Now, DOB and I have very different feelings about sleeping outside, and not according to gender stereotypes, either. He cannot conceive of why anyone would want to sleep outside, while I grew up in a family where tents were for sissies and where my aunt and uncle have slept outside every night for decades. (Although they live in southern California, so it doesn't quite apply here.)
Anyway, last Friday we finally agreed to let them have a try, and trotted out the requisite amounts of blankets, pillows, stuffed animals and flashlights. Then everyone remembered they hadn't been potty. Then everyone remembered something else they had forgotten.
Then everything got quiet.
Until ten o'clock, when we heard them at the door. D1 was crying because D2 didn't want to sleep outside anymore, and she didn't want to do it alone. So we sat down and discussed why D2 didn't want to sleep outside any more.
Actually, what we discussed, as D2 brought up one thing after another, was the better-known animals of several continents, their level of danger to humans and their likelihood of coming into the tent. Polar bears were perilous, but wouldn't like the heat. Lions couldn't cross the ocean. Bunnies were near at hand, but afraid of humans. So were deer. Slugs were not afraid of humans, but wouldn't like the tent fabric.
Spiders, though . . . there was no denying that spiders might get in. Whereupon D1 began to look relieved that sleeping out was no longer on the agenda.
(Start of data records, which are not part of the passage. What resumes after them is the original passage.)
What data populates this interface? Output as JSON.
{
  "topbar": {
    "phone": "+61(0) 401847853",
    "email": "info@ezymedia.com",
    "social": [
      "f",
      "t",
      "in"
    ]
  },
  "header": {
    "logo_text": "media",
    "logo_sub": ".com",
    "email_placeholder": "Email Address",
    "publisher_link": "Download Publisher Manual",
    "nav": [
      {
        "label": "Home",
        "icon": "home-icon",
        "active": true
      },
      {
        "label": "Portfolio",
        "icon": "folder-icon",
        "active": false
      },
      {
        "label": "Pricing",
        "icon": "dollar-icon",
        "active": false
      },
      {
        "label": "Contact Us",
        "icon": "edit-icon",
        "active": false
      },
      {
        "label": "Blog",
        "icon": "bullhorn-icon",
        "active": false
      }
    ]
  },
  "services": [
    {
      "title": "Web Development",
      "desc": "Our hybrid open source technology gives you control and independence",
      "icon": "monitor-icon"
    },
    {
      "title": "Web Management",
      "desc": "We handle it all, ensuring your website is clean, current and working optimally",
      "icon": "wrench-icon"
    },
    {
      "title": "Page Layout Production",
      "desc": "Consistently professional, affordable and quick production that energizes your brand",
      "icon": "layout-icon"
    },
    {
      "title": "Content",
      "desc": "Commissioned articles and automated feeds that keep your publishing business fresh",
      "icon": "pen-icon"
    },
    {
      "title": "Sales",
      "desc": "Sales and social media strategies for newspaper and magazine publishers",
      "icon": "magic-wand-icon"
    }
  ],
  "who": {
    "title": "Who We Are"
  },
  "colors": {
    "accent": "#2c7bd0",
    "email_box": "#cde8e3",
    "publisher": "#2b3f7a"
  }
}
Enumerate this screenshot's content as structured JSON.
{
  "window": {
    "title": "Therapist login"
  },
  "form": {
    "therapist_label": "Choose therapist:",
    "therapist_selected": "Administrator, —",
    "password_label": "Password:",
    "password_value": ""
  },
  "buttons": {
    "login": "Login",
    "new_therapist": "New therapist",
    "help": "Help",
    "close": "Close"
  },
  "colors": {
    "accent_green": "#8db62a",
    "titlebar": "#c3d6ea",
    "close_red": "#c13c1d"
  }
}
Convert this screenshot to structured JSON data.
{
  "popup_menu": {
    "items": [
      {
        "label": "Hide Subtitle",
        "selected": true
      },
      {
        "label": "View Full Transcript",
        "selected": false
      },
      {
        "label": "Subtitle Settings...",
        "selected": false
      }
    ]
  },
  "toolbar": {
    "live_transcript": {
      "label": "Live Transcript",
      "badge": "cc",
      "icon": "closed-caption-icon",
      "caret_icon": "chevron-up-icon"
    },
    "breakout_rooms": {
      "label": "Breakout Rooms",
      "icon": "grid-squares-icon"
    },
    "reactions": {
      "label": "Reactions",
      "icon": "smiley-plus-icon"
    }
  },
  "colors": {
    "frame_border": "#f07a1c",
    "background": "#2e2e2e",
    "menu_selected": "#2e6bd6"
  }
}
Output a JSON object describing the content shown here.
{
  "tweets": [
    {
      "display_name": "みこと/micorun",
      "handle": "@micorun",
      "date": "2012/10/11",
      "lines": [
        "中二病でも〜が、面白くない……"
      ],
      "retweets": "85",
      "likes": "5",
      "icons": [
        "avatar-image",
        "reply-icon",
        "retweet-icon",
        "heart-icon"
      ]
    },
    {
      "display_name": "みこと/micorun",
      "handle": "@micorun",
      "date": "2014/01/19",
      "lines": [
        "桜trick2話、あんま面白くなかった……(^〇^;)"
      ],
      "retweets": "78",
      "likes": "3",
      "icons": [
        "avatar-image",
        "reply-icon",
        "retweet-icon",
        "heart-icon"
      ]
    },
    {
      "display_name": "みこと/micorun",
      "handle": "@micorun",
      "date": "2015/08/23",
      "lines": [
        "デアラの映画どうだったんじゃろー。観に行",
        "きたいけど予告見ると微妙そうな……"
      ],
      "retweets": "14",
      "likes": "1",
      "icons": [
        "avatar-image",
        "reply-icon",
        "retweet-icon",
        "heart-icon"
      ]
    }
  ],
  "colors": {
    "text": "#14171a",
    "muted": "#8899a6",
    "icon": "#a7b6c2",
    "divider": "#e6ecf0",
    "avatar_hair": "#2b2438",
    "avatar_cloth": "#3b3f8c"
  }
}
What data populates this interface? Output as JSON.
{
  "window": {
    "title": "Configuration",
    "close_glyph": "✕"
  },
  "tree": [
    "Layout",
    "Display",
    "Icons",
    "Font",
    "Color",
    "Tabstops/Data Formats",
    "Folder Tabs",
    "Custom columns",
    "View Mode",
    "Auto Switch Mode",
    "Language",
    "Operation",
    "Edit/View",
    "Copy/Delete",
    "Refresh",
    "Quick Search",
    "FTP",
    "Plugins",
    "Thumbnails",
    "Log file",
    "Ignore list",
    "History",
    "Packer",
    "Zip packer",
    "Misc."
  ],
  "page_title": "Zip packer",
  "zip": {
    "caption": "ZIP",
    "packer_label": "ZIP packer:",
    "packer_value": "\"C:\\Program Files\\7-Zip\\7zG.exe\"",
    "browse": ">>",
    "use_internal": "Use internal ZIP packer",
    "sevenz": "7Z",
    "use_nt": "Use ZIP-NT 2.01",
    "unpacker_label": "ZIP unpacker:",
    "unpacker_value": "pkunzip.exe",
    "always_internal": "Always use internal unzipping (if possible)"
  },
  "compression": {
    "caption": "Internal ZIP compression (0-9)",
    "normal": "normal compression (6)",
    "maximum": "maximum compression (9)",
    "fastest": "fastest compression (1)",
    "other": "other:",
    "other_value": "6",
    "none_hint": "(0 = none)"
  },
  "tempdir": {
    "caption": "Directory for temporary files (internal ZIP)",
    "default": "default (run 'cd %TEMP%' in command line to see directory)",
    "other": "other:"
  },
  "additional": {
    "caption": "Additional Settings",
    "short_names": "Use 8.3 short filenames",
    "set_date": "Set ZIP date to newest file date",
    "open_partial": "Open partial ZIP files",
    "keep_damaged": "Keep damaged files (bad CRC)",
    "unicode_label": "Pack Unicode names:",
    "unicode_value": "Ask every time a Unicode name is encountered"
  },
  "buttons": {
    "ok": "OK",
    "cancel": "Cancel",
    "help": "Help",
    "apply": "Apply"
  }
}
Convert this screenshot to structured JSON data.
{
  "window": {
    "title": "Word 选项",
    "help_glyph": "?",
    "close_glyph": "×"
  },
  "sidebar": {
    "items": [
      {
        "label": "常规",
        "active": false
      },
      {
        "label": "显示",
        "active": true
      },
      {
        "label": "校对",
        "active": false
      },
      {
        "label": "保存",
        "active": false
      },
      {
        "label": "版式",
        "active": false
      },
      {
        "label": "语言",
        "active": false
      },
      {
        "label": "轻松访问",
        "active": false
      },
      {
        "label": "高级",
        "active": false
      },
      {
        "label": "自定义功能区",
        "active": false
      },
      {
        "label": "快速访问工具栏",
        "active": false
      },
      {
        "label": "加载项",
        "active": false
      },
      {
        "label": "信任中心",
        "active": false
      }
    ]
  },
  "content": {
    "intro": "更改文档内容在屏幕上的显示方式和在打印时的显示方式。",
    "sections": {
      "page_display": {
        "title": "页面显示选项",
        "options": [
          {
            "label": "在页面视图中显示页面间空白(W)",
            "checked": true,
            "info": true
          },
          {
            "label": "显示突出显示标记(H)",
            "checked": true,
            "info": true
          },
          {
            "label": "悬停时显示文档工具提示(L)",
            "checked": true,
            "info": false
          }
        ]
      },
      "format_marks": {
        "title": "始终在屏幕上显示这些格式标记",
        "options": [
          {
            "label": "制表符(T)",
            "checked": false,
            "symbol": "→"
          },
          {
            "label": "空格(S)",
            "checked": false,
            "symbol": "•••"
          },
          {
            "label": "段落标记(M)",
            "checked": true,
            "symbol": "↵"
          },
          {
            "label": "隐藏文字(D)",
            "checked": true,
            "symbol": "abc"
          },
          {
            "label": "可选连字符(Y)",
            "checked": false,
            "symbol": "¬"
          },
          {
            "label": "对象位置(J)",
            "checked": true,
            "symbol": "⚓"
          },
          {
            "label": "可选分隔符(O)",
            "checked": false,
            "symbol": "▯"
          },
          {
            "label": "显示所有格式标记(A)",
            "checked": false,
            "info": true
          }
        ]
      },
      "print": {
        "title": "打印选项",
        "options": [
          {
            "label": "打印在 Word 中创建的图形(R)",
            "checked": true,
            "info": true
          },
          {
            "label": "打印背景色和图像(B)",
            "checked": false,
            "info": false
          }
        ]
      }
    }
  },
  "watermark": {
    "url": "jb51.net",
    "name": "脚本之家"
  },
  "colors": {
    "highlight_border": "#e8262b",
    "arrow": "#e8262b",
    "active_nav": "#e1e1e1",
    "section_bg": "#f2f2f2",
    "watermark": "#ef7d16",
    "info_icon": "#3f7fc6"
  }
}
We put the quilt over the table instead and let them camp out in the living room. As I passed by a few minutes later, I heard a small voice from under the table, "But . . . couldn't we bonk our heads on the table?"